Thoughts and observations from the Rebels’ 30-27 loss to Texas A&M. …
As I mentioned before, I’ve covered a lot of SEC losses lately, 16 straight to be exactly, but few were as bizarre to the finish or as emotionally draining for Ole Miss than last night.
The LSU game in Baton Rouge two years ago was close, but many of the losses the last two years were not even competitive.
Last night there was such great anticipation for what most folks thought was about to happen. A single play – just one more play made by the Rebels – and the streak would have ended. That play could have been Senquez Golson batting down a ball caught over the top of his head, a block made for Jeff Scott, a ball that didn’t slip out of Bo Wallace’s hand or more.
But the Rebels sit this morning still one play away from an SEC win.
It wasn’t only about big plays, it was about a big call too. There was the possibility of the safety, the “no-call” that set in motion the chain of events that led to defeat, and there was the fourth-and-inches call by Hugh Freeze. Freeze said afterward that people might second-guess his decision to go for the first down. That’s not what people are second guessing. For all the good the Ole Miss offense has achieved this season, there comes a time for getting under center, pushing back the opponent for one inch. For all that can be gained by finesse and deception, football is still a physical game.
In the big picture, I didn’t have the Rebels winning this game. More important for Ole Miss, I thought, was making sure it defeats a struggling Auburn team this Saturday in Oxford. A split in the two home games would put the Rebels in position for a winning season.

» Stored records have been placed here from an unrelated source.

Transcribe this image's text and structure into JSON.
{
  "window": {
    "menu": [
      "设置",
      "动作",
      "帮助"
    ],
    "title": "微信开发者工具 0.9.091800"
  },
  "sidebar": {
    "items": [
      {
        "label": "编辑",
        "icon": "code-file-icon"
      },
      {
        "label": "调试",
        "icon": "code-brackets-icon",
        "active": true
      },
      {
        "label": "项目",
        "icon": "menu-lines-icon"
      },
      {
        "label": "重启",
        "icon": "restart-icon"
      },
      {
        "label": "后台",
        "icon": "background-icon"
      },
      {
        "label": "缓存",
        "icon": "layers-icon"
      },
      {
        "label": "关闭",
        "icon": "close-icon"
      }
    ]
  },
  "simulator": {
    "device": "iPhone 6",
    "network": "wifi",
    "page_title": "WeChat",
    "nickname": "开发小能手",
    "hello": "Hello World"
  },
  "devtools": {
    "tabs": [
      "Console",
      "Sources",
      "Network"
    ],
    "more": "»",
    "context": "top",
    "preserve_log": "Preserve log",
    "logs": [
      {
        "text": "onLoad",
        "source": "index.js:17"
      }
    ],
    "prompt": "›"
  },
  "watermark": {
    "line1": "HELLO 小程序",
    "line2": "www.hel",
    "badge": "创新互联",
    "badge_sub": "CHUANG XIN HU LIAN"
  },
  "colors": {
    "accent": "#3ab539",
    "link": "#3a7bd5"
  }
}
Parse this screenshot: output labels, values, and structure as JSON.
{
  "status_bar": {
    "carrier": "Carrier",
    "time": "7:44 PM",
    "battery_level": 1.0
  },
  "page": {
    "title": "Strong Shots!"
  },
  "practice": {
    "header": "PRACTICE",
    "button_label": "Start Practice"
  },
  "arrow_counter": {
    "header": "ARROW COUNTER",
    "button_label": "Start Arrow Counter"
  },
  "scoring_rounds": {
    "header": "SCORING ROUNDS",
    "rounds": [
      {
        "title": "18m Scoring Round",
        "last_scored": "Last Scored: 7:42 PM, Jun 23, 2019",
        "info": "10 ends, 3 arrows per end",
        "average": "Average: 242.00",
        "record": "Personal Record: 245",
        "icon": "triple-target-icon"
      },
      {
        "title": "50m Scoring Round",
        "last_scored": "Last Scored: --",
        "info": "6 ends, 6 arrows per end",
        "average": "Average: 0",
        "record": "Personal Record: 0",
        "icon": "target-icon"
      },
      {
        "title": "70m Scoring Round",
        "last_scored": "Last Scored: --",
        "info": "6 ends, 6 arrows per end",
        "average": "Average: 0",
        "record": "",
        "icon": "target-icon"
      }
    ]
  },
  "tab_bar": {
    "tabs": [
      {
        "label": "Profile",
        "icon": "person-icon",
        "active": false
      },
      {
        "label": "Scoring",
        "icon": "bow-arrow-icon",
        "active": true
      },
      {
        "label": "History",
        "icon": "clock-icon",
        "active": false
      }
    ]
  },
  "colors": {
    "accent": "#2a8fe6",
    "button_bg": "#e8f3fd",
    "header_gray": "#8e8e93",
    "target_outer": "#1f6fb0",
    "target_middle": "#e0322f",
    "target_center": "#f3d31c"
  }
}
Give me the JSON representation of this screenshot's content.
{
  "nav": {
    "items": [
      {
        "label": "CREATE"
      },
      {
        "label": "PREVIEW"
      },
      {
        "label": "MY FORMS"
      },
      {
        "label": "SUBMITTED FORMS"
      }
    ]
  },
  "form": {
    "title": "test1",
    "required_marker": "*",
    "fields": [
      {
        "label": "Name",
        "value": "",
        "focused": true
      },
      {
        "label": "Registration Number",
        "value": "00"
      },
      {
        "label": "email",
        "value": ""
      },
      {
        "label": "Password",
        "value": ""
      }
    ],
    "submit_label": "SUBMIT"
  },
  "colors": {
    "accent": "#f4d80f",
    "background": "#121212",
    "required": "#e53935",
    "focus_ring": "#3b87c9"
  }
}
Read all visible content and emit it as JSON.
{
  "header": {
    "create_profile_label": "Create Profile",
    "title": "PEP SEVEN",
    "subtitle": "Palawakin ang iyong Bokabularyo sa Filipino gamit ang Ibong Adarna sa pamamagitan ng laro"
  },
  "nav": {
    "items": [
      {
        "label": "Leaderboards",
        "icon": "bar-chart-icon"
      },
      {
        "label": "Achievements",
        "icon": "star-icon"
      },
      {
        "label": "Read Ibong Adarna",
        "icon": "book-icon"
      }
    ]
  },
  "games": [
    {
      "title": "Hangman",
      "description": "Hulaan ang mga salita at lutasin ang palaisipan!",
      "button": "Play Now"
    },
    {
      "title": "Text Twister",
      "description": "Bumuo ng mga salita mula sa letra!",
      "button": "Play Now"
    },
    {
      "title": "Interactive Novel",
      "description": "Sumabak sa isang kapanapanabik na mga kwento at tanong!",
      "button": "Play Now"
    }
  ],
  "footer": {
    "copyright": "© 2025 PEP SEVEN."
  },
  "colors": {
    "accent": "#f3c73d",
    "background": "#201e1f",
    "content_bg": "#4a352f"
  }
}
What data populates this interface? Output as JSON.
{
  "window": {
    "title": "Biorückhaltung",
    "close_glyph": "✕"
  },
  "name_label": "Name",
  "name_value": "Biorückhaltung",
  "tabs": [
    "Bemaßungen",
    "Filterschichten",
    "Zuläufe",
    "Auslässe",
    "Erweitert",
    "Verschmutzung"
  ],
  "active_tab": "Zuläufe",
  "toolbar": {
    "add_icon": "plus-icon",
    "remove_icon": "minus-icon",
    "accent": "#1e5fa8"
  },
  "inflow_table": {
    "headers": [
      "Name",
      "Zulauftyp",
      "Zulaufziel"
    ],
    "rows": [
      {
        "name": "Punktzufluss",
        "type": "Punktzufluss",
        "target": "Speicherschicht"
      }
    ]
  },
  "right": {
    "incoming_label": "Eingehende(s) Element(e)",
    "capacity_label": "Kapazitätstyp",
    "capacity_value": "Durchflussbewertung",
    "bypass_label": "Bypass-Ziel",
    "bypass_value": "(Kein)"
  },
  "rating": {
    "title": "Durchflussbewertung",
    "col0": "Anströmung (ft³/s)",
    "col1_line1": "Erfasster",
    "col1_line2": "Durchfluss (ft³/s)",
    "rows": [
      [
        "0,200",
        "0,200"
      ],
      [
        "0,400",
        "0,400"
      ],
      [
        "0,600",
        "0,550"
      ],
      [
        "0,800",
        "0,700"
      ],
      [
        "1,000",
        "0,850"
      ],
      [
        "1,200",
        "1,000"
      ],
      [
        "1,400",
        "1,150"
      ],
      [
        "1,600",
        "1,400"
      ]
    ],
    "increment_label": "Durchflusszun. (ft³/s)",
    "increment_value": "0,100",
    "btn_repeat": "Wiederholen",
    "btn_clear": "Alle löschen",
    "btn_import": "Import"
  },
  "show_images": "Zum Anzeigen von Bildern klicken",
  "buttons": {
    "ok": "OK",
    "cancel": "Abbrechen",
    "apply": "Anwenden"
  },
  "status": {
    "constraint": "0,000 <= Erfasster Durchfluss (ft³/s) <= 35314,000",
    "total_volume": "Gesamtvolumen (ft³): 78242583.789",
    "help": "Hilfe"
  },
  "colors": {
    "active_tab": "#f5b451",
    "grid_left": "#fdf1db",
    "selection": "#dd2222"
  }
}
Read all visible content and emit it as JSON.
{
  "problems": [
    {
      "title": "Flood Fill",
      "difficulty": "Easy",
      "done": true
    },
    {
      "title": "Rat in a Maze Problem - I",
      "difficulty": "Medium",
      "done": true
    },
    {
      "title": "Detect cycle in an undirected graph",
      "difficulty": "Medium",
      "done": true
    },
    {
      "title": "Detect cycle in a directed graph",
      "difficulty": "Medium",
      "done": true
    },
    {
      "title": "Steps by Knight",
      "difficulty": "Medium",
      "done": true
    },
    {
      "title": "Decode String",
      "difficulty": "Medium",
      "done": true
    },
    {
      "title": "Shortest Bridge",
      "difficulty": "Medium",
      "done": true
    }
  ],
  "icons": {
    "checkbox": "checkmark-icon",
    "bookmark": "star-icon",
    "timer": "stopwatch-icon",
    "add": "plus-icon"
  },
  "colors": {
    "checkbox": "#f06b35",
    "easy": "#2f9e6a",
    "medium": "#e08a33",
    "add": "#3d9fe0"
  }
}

In that regard, the path to bowl-eligibililty is still on the table.
But the Rebels face the dangerous question this morning of how they will respond this week. Freeze has talked “wilderness” since his hiring, and as Matt wrote below, Freeze and the Rebels took a step back toward the woods last night. How does the loss, different than so many of the previous 15, affect confidence that was growing but no doubt fragile after a 3-2 start.
On the field, the effort was there again, no doubt. The focus and game plan were in place. Ball-protection was improved, but Wallace’s picks show that just one turnover is too many. Take away the pick six, and the Rebels win, no doubt. Take away the second interception, and they win maybe.
Wallace said he felt like he played his best game last night were it not for the turnovers. I would agree. He was accurate and had zip on the ball. He showed why he’s the best choice for quarterback when he’s on top of his game.
But he also showed it only takes a play or two of not being on top of your game to be the difference in winning and losing.
After a week of competition between Wallace and Barry Brunetti, Freeze and Dan Werner were non-committal on the status of the quarterback situation moving forward. The reality, though, is that Ole Miss had a chance to win, because Wallace involves the receivers.
Donte Moncrief was a factor last night, Vince Sanders continued his trend of growth. Ja-Mes Logan figured in too.
On the ground, the Rebels continued to show they can run the ball against good defenses. Jeff Scott averaged 5.1 yards a carry with 108 yards on 21 attempts. Wallace had the 14-yard touchdown run.
But there comes a time when you have to mash, and while Freeze might have liked that zone read play at the end because he’d had some success with it, I suspect part of making that call was because he doesn’t have a line built to move people off the ball.
So, another almost game for Ole Miss, another solid effort, but this one doesn’t have the positive vibe that the Alabama game had.
Hopefully for the Rebels there will be no negative lingering effects.